Abdul-Quddus is living an NFL player’s nightmare scenario. At age 27, less than one season into a new contract and in the prime of his career, it all came crashing down on one play. One traumatic hit ended it all.

“I went to hit the guy and I got hit in my head by my teammate,” Abdul-Quddus says. “As soon as it happened my mindset went to, ‘Am I alright?’ And then I thought, ‘I’m OK’. When I got up I felt OK. My arm was hurting. My arm was numb but I could walk. It felt like it was a nasty hit but I could walk. My brain was clear. I felt like I came out of it with a win because it could have been a lot worse.
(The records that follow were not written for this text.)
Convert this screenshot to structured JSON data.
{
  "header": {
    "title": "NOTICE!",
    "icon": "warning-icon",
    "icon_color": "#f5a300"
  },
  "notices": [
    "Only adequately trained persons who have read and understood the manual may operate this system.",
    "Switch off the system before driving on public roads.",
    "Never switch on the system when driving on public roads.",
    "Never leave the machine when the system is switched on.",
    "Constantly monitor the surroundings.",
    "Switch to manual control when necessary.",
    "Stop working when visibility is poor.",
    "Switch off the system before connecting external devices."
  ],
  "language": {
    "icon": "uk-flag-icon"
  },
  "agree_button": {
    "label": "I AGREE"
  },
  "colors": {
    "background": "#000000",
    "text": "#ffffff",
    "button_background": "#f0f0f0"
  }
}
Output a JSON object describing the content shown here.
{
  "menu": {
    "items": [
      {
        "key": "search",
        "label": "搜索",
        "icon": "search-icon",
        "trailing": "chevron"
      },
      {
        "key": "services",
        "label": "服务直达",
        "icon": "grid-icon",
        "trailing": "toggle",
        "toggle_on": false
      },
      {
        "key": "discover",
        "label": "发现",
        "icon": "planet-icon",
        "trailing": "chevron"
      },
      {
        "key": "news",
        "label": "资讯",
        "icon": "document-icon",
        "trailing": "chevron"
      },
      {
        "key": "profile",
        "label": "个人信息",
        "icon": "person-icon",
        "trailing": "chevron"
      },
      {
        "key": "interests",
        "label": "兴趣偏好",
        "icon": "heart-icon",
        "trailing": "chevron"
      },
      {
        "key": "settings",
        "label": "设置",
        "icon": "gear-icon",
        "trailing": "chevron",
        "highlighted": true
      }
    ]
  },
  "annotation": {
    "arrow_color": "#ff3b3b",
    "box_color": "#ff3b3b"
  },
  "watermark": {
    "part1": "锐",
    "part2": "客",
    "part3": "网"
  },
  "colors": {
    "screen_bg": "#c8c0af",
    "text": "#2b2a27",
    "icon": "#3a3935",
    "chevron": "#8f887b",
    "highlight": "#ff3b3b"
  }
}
“My mindset has stayed positive because I know how bad it could have been. I got out of it with an arm injury that’s going to eventually heal. I could have had a severe concussion where I would never think straight again or I could have been paralyzed. So the whole time I’m thinking, ‘At least it’s just an arm. It’s not something that will change my life forever.’ “

The nerve surgery is supposed to bring Abdul-Quddus back to full use of his right arm within “a year or two,” he says. That might seem a bitter fate for a young professional athlete to accept, but Abdul-Quddus is apparently a master of the great attitude.

I went to hit the guy and I got hit in my head by my teammate. As soon as it happened my mindset went to, ‘Am I alright?’ And then I thought, ‘I’m OK’. When I got up I felt OK. My arm was hurting. My arm was numb but I could walk. It felt like it was a nasty hit but I could walk. My brain was clear. I felt like I came out of it with a win because it could have been a lot worse.

Isa Abdul-Quddus, former Dolphins safety

“I always took my career as a game-by-game thing because I was undrafted, I was last on the roster two times,” Abdul-Quddus says. “My mindset has always been this could be my last game, this could be my last play. So I never really feared the end because it was always there.

“When I heard the news I wouldn’t be able to play again, it hurt. That was tough because it wasn’t what I was expecting to hear. I assumed it would take six to nine months and then I’d be back. When I heard the news it crushed me because we built so much this past season, going to the playoffs and going 10-6. I felt we could build off of that with me playing. But once I knew I couldn’t, it kind of hurt.”

The Dolphins realize Abdul-Quddus is in pain because he couldn’t continue to play for them. So they’ve tried to ease the ache by making their former player figuratively part of the family if not part of the team.

“He wanted to still be around. He wanted to help the guys. I don’t think he was quite ready to transition to something else,” head coach Adam Gase says. “He wanted to make sure he was here for his guys -- whether it was help break down some film, give them some notes on things he saw. He wasn’t ready to put his mind on, ‘I can never do this again.’”

So Abdul-Quddus, not on the roster, remains a part of the organization. The Dolphins are letting him be at practice as he has been since the opening of training camp. He can watch film. He can help inspire, motivate, teach. He basically has the run of the building.

So Abdul-Quddus, not on the roster, remains a part of the organization. The Dolphins are letting him be at practice as he has been since the opening of training camp. He can watch film. He can help inspire, motivate, teach. He basically has the run of the building.

“He’s trying to learn a lot of different things,” Gase says. “He asks about what we’re doing with coaching. What we do with personnel. What we do with player engagement. He asks a lot of questions. We’re along with him and we’re going to open up all the doors to see what he finds interesting.

“He’s one of the favorite guys in the locker room. He brought his A-game every day, gave you everything he had, was great in the meeting room, one of our smartest players, guys respect him. Then he has this freak injury that’s a one-in-a-million injury. You feel horrible for him because you ask, ‘Why that guy?’ But he’s handled things so good and I love the fact he wants to remain impactful with his teammates.

“That’s why we’re going to live up to that saying, ‘He’s with us.’ We want to keep him around.”

Follow Armando Salguero on Twitter: @ArmandoSalguero

Related stories from Miami Herald

  Comments